▸ **What to do**
Write the listing out again word for word, skipping each picture.

▸ **Records for processing**
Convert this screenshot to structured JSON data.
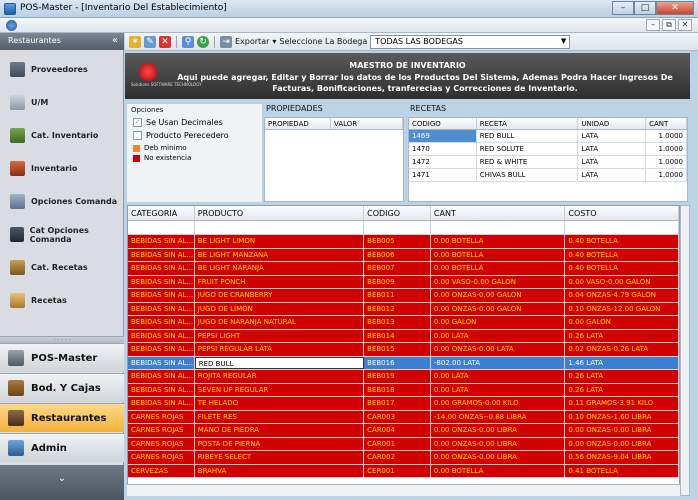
{
  "window": {
    "title": "POS-Master - [Inventario Del Establecimiento]"
  },
  "sidebar": {
    "header": "Restaurantes",
    "collapse": "«",
    "items": [
      {
        "label": "Proveedores",
        "icon": "truck-icon"
      },
      {
        "label": "U/M",
        "icon": "scale-icon"
      },
      {
        "label": "Cat. Inventario",
        "icon": "category-icon"
      },
      {
        "label": "Inventario",
        "icon": "inventory-icon"
      },
      {
        "label": "Opciones Comanda",
        "icon": "options-icon"
      },
      {
        "label": "Cat Opciones Comanda",
        "icon": "catalog-icon"
      },
      {
        "label": "Cat. Recetas",
        "icon": "recipes-cat-icon"
      },
      {
        "label": "Recetas",
        "icon": "recipe-icon"
      }
    ],
    "nav": [
      {
        "label": "POS-Master",
        "icon": "pos-icon",
        "active": false
      },
      {
        "label": "Bod. Y Cajas",
        "icon": "warehouse-icon",
        "active": false
      },
      {
        "label": "Restaurantes",
        "icon": "restaurant-icon",
        "active": true
      },
      {
        "label": "Admin",
        "icon": "admin-icon",
        "active": false
      }
    ],
    "footer": "⌄"
  },
  "toolbar": {
    "export_label": "Exportar",
    "select_label": "Seleccione La Bodega",
    "bodega_value": "TODAS LAS BODEGAS"
  },
  "banner": {
    "title": "MAESTRO DE INVENTARIO",
    "description": "Aqui puede agregar, Editar y Borrar los datos de los Productos Del Sistema, Ademas Podra Hacer Ingresos De Facturas, Bonificaciones, tranferecias y Correcciones de Inventario.",
    "logo_text": "Solutions SOFTWARE TECHNOLOGY"
  },
  "options": {
    "title": "Opciones",
    "chk1": "Se Usan Decimales",
    "chk2": "Producto Perecedero",
    "legend1": "Deb minimo",
    "legend2": "No existencia",
    "colors": {
      "min": "#e8892a",
      "none": "#d10000"
    }
  },
  "propiedades": {
    "title": "PROPIEDADES",
    "headers": [
      "PROPIEDAD",
      "VALOR"
    ]
  },
  "recetas": {
    "title": "RECETAS",
    "headers": [
      "CODIGO",
      "RECETA",
      "UNIDAD",
      "CANT"
    ],
    "rows": [
      [
        "1469",
        "RED BULL",
        "LATA",
        "1.0000"
      ],
      [
        "1470",
        "RED SOLUTE",
        "LATA",
        "1.0000"
      ],
      [
        "1472",
        "RED & WHITE",
        "LATA",
        "1.0000"
      ],
      [
        "1471",
        "CHIVAS BULL",
        "LATA",
        "1.0000"
      ]
    ]
  },
  "main": {
    "headers": [
      "CATEGORIA",
      "PRODUCTO",
      "CODIGO",
      "CANT",
      "COSTO"
    ],
    "rows": [
      [
        "BEBIDAS SIN AL...",
        "BE LIGHT LIMON",
        "BEB005",
        "0.00 BOTELLA",
        "0.40 BOTELLA"
      ],
      [
        "BEBIDAS SIN AL...",
        "BE LIGHT MANZANA",
        "BEB006",
        "0.00 BOTELLA",
        "0.40 BOTELLA"
      ],
      [
        "BEBIDAS SIN AL...",
        "BE LIGHT NARANJA",
        "BEB007",
        "0.00 BOTELLA",
        "0.40 BOTELLA"
      ],
      [
        "BEBIDAS SIN AL...",
        "FRUIT PONCH",
        "BEB009",
        "0.00 VASO-0.00 GALON",
        "0.00 VASO-0.00 GALON"
      ],
      [
        "BEBIDAS SIN AL...",
        "JUGO DE CRANBERRY",
        "BEB011",
        "0.00 ONZAS-0.00 GALON",
        "0.04 ONZAS-4.79 GALON"
      ],
      [
        "BEBIDAS SIN AL...",
        "JUGO DE LIMON",
        "BEB012",
        "0.00 ONZAS-0.00 GALON",
        "0.10 ONZAS-12.00 GALON"
      ],
      [
        "BEBIDAS SIN AL...",
        "JUGO DE NARANJA NATURAL",
        "BEB013",
        "0.00 GALON",
        "0.00 GALON"
      ],
      [
        "BEBIDAS SIN AL...",
        "PEPSI LIGHT",
        "BEB014",
        "0.00 LATA",
        "0.26 LATA"
      ],
      [
        "BEBIDAS SIN AL...",
        "PEPSI REGULAR LATA",
        "BEB015",
        "0.00 ONZAS-0.00 LATA",
        "0.02 ONZAS-0.26 LATA"
      ],
      [
        "BEBIDAS SIN AL...",
        "RED BULL",
        "BEB016",
        "-802.00 LATA",
        "1.46 LATA"
      ],
      [
        "BEBIDAS SIN AL...",
        "ROJITA REGULAR",
        "BEB019",
        "0.00 LATA",
        "0.26 LATA"
      ],
      [
        "BEBIDAS SIN AL...",
        "SEVEN UP REGULAR",
        "BEB018",
        "0.00 LATA",
        "0.26 LATA"
      ],
      [
        "BEBIDAS SIN AL...",
        "TE HELADO",
        "BEB017",
        "0.00 GRAMOS-0.00 KILO",
        "0.11 GRAMOS-3.91 KILO"
      ],
      [
        "CARNES ROJAS",
        "FILETE RES",
        "CAR003",
        "-14.00 ONZAS--0.88 LIBRA",
        "0.10 ONZAS-1.60 LIBRA"
      ],
      [
        "CARNES ROJAS",
        "MANO DE PIEDRA",
        "CAR004",
        "0.00 ONZAS-0.00 LIBRA",
        "0.00 ONZAS-0.00 LIBRA"
      ],
      [
        "CARNES ROJAS",
        "POSTA DE PIERNA",
        "CAR001",
        "0.00 ONZAS-0.00 LIBRA",
        "0.00 ONZAS-0.00 LIBRA"
      ],
      [
        "CARNES ROJAS",
        "RIBEYE SELECT",
        "CAR002",
        "0.00 ONZAS-0.00 LIBRA",
        "0.56 ONZAS-9.04 LIBRA"
      ],
      [
        "CERVEZAS",
        "BRAHVA",
        "CER001",
        "0.00 BOTELLA",
        "0.41 BOTELLA"
      ]
    ],
    "selected_index": 9
  }
}
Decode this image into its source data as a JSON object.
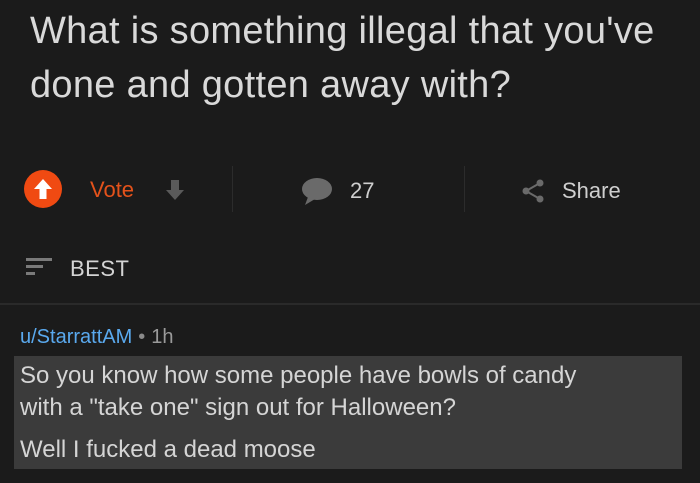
{
  "post": {
    "title": "What is something illegal that you've done and gotten away with?"
  },
  "actions": {
    "vote_label": "Vote",
    "comments_count": "27",
    "share_label": "Share"
  },
  "sort": {
    "label": "BEST"
  },
  "comment": {
    "author": "u/StarrattAM",
    "separator": "•",
    "age": "1h",
    "paragraphs": [
      "So you know how some people have bowls of candy",
      "with a \"take one\" sign out for Halloween?",
      "Well I fucked a dead moose"
    ]
  },
  "colors": {
    "background": "#1b1b1b",
    "upvote_accent": "#f04a12",
    "vote_text": "#e4521b",
    "username": "#5aa9ee",
    "comment_highlight": "#3b3b3b"
  }
}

▸ **Exercise answer**
Convert this screenshot to structured JSON data.
{
  "window": {
    "title": "POS-Master - [Inventario Del Establecimiento]"
  },
  "sidebar": {
    "header": "Restaurantes",
    "collapse": "«",
    "items": [
      {
        "label": "Proveedores",
        "icon": "truck-icon"
      },
      {
        "label": "U/M",
        "icon": "scale-icon"
      },
      {
        "label": "Cat. Inventario",
        "icon": "category-icon"
      },
      {
        "label": "Inventario",
        "icon": "inventory-icon"
      },
      {
        "label": "Opciones Comanda",
        "icon": "options-icon"
      },
      {
        "label": "Cat Opciones Comanda",
        "icon": "catalog-icon"
      },
      {
        "label": "Cat. Recetas",
        "icon": "recipes-cat-icon"
      },
      {
        "label": "Recetas",
        "icon": "recipe-icon"
      }
    ],
    "nav": [
      {
        "label": "POS-Master",
        "icon": "pos-icon",
        "active": false
      },
      {
        "label": "Bod. Y Cajas",
        "icon": "warehouse-icon",
        "active": false
      },
      {
        "label": "Restaurantes",
        "icon": "restaurant-icon",
        "active": true
      },
      {
        "label": "Admin",
        "icon": "admin-icon",
        "active": false
      }
    ],
    "footer": "⌄"
  },
  "toolbar": {
    "export_label": "Exportar",
    "select_label": "Seleccione La Bodega",
    "bodega_value": "TODAS LAS BODEGAS"
  },
  "banner": {
    "title": "MAESTRO DE INVENTARIO",
    "description": "Aqui puede agregar, Editar y Borrar los datos de los Productos Del Sistema, Ademas Podra Hacer Ingresos De Facturas, Bonificaciones, tranferecias y Correcciones de Inventario.",
    "logo_text": "Solutions SOFTWARE TECHNOLOGY"
  },
  "options": {
    "title": "Opciones",
    "chk1": "Se Usan Decimales",
    "chk2": "Producto Perecedero",
    "legend1": "Deb minimo",
    "legend2": "No existencia",
    "colors": {
      "min": "#e8892a",
      "none": "#d10000"
    }
  },
  "propiedades": {
    "title": "PROPIEDADES",
    "headers": [
      "PROPIEDAD",
      "VALOR"
    ]
  },
  "recetas": {
    "title": "RECETAS",
    "headers": [
      "CODIGO",
      "RECETA",
      "UNIDAD",
      "CANT"
    ],
    "rows": [
      [
        "1469",
        "RED BULL",
        "LATA",
        "1.0000"
      ],
      [
        "1470",
        "RED SOLUTE",
        "LATA",
        "1.0000"
      ],
      [
        "1472",
        "RED & WHITE",
        "LATA",
        "1.0000"
      ],
      [
        "1471",
        "CHIVAS BULL",
        "LATA",
        "1.0000"
      ]
    ]
  },
  "main": {
    "headers": [
      "CATEGORIA",
      "PRODUCTO",
      "CODIGO",
      "CANT",
      "COSTO"
    ],
    "rows": [
      [
        "BEBIDAS SIN AL...",
        "BE LIGHT LIMON",
        "BEB005",
        "0.00 BOTELLA",
        "0.40 BOTELLA"
      ],
      [
        "BEBIDAS SIN AL...",
        "BE LIGHT MANZANA",
        "BEB006",
        "0.00 BOTELLA",
        "0.40 BOTELLA"
      ],
      [
        "BEBIDAS SIN AL...",
        "BE LIGHT NARANJA",
        "BEB007",
        "0.00 BOTELLA",
        "0.40 BOTELLA"
      ],
      [
        "BEBIDAS SIN AL...",
        "FRUIT PONCH",
        "BEB009",
        "0.00 VASO-0.00 GALON",
        "0.00 VASO-0.00 GALON"
      ],
      [
        "BEBIDAS SIN AL...",
        "JUGO DE CRANBERRY",
        "BEB011",
        "0.00 ONZAS-0.00 GALON",
        "0.04 ONZAS-4.79 GALON"
      ],
      [
        "BEBIDAS SIN AL...",
        "JUGO DE LIMON",
        "BEB012",
        "0.00 ONZAS-0.00 GALON",
        "0.10 ONZAS-12.00 GALON"
      ],
      [
        "BEBIDAS SIN AL...",
        "JUGO DE NARANJA NATURAL",
        "BEB013",
        "0.00 GALON",
        "0.00 GALON"
      ],
      [
        "BEBIDAS SIN AL...",
        "PEPSI LIGHT",
        "BEB014",
        "0.00 LATA",
        "0.26 LATA"
      ],
      [
        "BEBIDAS SIN AL...",
        "PEPSI REGULAR LATA",
        "BEB015",
        "0.00 ONZAS-0.00 LATA",
        "0.02 ONZAS-0.26 LATA"
      ],
      [
        "BEBIDAS SIN AL...",
        "RED BULL",
        "BEB016",
        "-802.00 LATA",
        "1.46 LATA"
      ],
      [
        "BEBIDAS SIN AL...",
        "ROJITA REGULAR",
        "BEB019",
        "0.00 LATA",
        "0.26 LATA"
      ],
      [
        "BEBIDAS SIN AL...",
        "SEVEN UP REGULAR",
        "BEB018",
        "0.00 LATA",
        "0.26 LATA"
      ],
      [
        "BEBIDAS SIN AL...",
        "TE HELADO",
        "BEB017",
        "0.00 GRAMOS-0.00 KILO",
        "0.11 GRAMOS-3.91 KILO"
      ],
      [
        "CARNES ROJAS",
        "FILETE RES",
        "CAR003",
        "-14.00 ONZAS--0.88 LIBRA",
        "0.10 ONZAS-1.60 LIBRA"
      ],
      [
        "CARNES ROJAS",
        "MANO DE PIEDRA",
        "CAR004",
        "0.00 ONZAS-0.00 LIBRA",
        "0.00 ONZAS-0.00 LIBRA"
      ],
      [
        "CARNES ROJAS",
        "POSTA DE PIERNA",
        "CAR001",
        "0.00 ONZAS-0.00 LIBRA",
        "0.00 ONZAS-0.00 LIBRA"
      ],
      [
        "CARNES ROJAS",
        "RIBEYE SELECT",
        "CAR002",
        "0.00 ONZAS-0.00 LIBRA",
        "0.56 ONZAS-9.04 LIBRA"
      ],
      [
        "CERVEZAS",
        "BRAHVA",
        "CER001",
        "0.00 BOTELLA",
        "0.41 BOTELLA"
      ]
    ],
    "selected_index": 9
  }
}
Decode this image into its source data as a JSON object.
{
  "post": {
    "title": "What is something illegal that you've done and gotten away with?"
  },
  "actions": {
    "vote_label": "Vote",
    "comments_count": "27",
    "share_label": "Share"
  },
  "sort": {
    "label": "BEST"
  },
  "comment": {
    "author": "u/StarrattAM",
    "separator": "•",
    "age": "1h",
    "paragraphs": [
      "So you know how some people have bowls of candy",
      "with a \"take one\" sign out for Halloween?",
      "Well I fucked a dead moose"
    ]
  },
  "colors": {
    "background": "#1b1b1b",
    "upvote_accent": "#f04a12",
    "vote_text": "#e4521b",
    "username": "#5aa9ee",
    "comment_highlight": "#3b3b3b"
  }
}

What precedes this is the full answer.